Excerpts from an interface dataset
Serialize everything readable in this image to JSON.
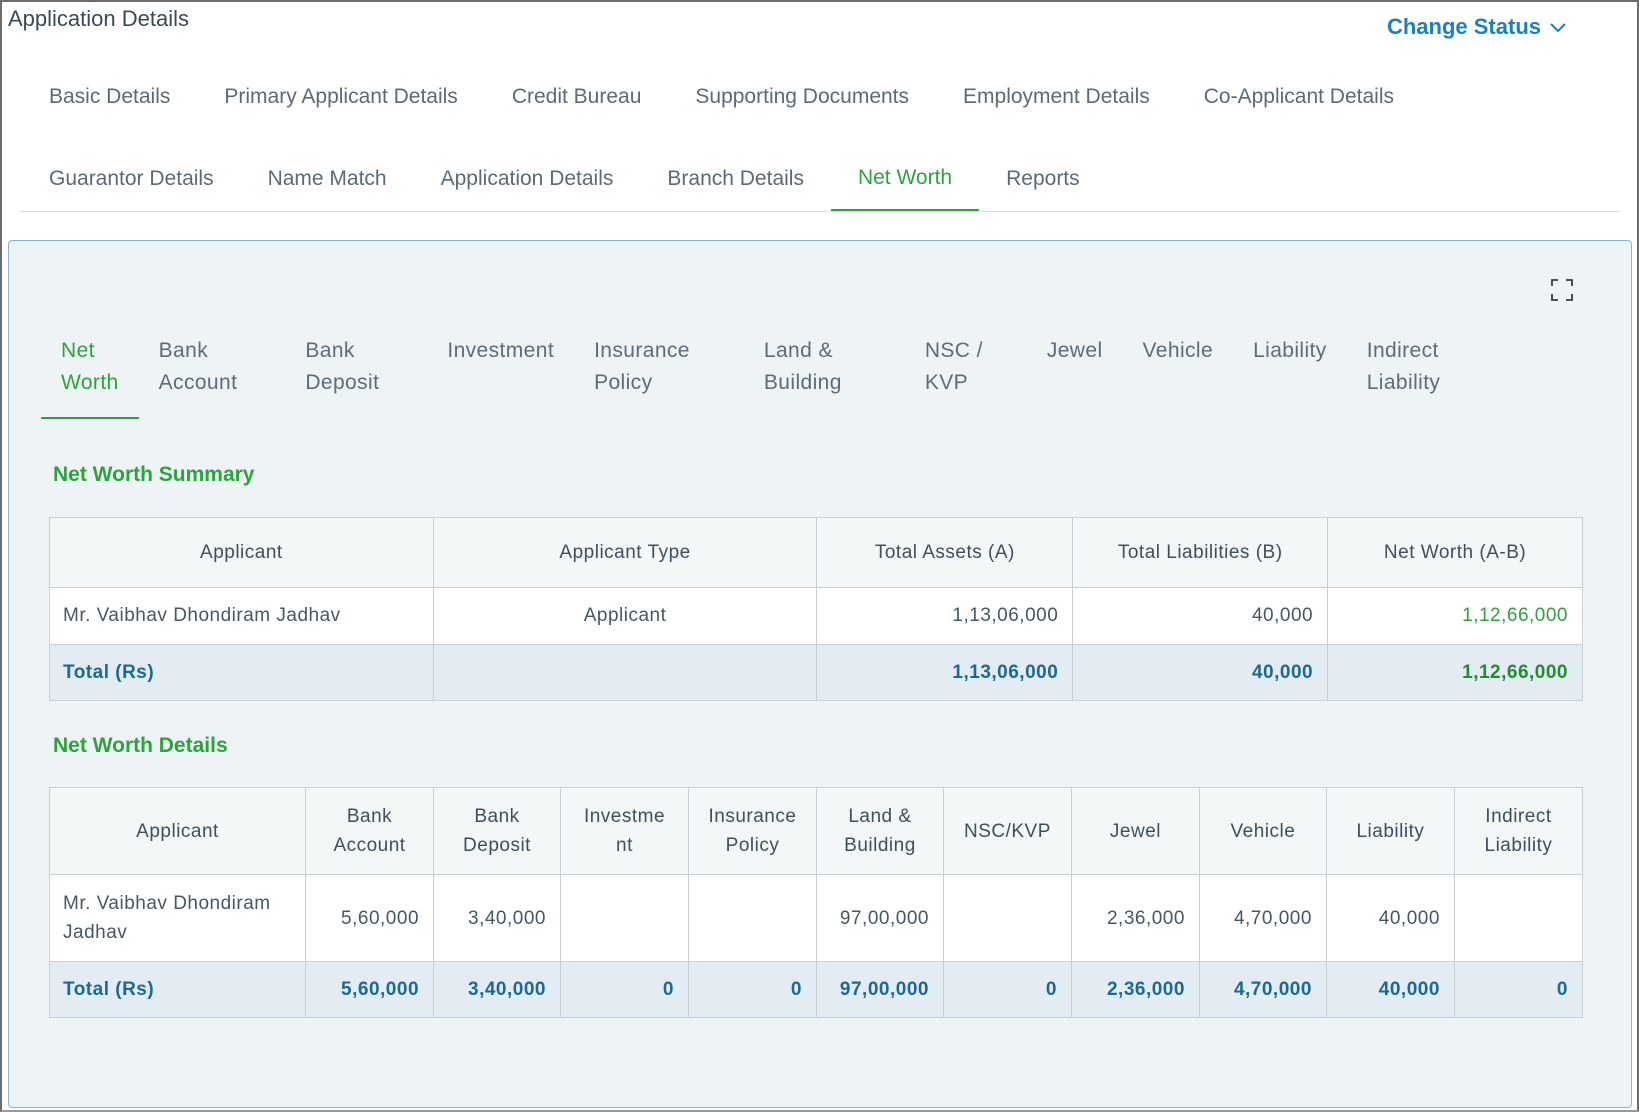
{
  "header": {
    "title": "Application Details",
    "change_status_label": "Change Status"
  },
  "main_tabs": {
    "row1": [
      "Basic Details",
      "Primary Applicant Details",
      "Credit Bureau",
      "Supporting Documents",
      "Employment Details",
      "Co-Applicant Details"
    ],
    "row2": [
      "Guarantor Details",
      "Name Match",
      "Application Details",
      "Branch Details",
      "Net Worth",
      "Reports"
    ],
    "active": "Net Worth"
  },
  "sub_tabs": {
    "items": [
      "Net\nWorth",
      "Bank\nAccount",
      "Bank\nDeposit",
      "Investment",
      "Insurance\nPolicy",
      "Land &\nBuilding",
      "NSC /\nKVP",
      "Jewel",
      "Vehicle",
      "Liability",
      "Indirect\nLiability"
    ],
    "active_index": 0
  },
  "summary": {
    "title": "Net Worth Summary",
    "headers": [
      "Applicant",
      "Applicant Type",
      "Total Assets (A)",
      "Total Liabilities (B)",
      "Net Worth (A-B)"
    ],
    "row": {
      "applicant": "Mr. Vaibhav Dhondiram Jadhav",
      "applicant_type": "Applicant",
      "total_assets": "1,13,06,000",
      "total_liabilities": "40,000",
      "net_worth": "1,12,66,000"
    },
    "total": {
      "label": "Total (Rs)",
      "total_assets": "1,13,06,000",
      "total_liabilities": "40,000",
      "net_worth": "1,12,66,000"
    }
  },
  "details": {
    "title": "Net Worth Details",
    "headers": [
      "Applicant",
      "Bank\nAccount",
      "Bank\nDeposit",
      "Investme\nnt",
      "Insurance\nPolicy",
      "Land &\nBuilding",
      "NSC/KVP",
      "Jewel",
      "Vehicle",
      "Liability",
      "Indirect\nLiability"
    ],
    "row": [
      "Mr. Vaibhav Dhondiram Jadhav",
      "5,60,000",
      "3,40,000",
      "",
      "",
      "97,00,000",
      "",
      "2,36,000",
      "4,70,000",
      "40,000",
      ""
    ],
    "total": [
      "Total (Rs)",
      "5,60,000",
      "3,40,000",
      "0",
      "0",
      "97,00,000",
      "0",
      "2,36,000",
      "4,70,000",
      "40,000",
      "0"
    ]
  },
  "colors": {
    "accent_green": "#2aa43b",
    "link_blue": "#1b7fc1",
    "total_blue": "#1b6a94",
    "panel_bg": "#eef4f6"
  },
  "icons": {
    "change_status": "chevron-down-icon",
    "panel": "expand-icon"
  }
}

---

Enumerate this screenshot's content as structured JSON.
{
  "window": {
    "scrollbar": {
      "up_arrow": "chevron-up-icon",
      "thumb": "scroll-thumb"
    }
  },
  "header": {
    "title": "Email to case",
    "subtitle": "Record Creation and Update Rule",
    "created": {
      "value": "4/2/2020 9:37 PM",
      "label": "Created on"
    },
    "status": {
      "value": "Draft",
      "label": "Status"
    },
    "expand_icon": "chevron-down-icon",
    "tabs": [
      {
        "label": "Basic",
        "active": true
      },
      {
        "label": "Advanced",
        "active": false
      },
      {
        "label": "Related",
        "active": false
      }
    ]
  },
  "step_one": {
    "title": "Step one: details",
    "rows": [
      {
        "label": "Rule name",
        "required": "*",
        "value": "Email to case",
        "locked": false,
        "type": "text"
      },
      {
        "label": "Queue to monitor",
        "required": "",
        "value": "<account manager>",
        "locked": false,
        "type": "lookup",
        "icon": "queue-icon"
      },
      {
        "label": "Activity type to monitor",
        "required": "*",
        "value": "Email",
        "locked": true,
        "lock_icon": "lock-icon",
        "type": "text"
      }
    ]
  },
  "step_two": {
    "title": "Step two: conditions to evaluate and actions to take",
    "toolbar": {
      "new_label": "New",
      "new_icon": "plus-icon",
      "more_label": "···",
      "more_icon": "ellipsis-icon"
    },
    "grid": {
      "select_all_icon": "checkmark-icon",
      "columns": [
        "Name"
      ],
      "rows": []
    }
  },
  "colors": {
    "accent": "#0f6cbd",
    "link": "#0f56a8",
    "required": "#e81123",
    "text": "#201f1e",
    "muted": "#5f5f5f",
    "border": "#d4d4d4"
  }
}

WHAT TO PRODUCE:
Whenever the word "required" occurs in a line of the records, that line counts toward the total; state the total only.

SOLUTION TO THIS PROBLEM:
4